“When the underground shift came up, the NUM shop stewards shouted ‘Viva NUM’. ‘We are back’. The miners told them not to provoke them. At that time, mine security started shooting at the surfacing miners, resulting with (sic) five injured and one dead.”
Amplats said in a statement that a total of 12 people had been injured and received attention for non-life-threatening injuries.
Amplats said the incident involved members of the workers’ committee and NUM shop stewards. “The workers’ committee members are contesting NUM’s legitimacy at the mine and demanding that NUM vacate its offices,” it said.
This happened while the company was in the process of validating union membership at Rustenburg and the mines north of the Pilanesberg.
“Anglo American Platinum expresses its deep concern about this incident and appeals for its employees to remain calm and respect the company’s dispute resolutions process,” the Anglo American subsidiary added.
NUM spokesman Lesiba Seshoka said the attack was on NUM officials who had started re-registering union members at the mine’s premises and reopening the offices that had been closed since December due to the violence.
He said the security guards had come to the rescue of four NUM officials and they had also been attacked.
Seshoka did not want to be drawn on reports that the attack was caused by clashes between NUM and Amcu.
However, a member of the workers’ committee, who did not want to be named, said the problems emanated from management’s obstinacy in refusing to recognise Amcu. “This creates a problem because workers in this mine do not want NUM as their union.”
Peter Attard Montalto, a London analyst with Nomura, said this was a reminder that the issues in the mining sector were only just beginning.
“Protest action has been rumbling on for some time and the mine has never really recovered since being at the heart of the action in August to October last year, even though most workers did return to work,” he said.
He said the clash between unions was over who was “controlling” workers during the protests against the Amplats downscaling process.
Amplats has delayed its plan to retrench up to 14 000 workers following a damage control meeting with unions and government representatives.
Attard Montalto believes that the mine story will keep developing throughout this year as Amplats and others move forward with downscaling and job losses and the government finds itself in an increasingly difficult political bind on the issue.
He said further deaths of union members was the last thing Amplats needed on its plate. It was politically difficult given the ongoing commission into the Marikana deaths.
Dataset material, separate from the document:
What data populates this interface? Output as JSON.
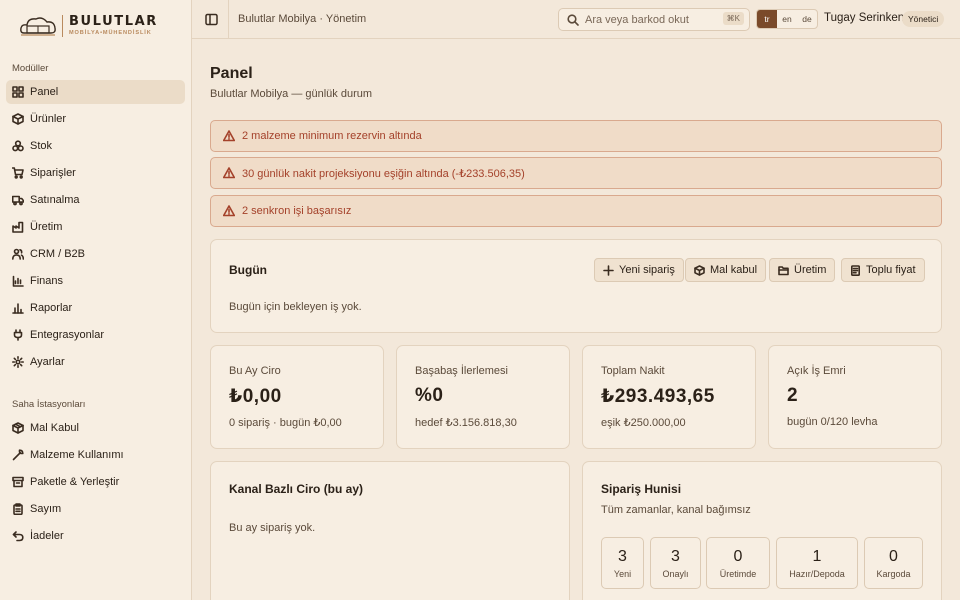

“This will also not help Amplats in its dealings with an increasingly emboldened government on issues around mine rights, mine tax. Hence we remain very negative on the currency into the middle of the year as headlines build up.”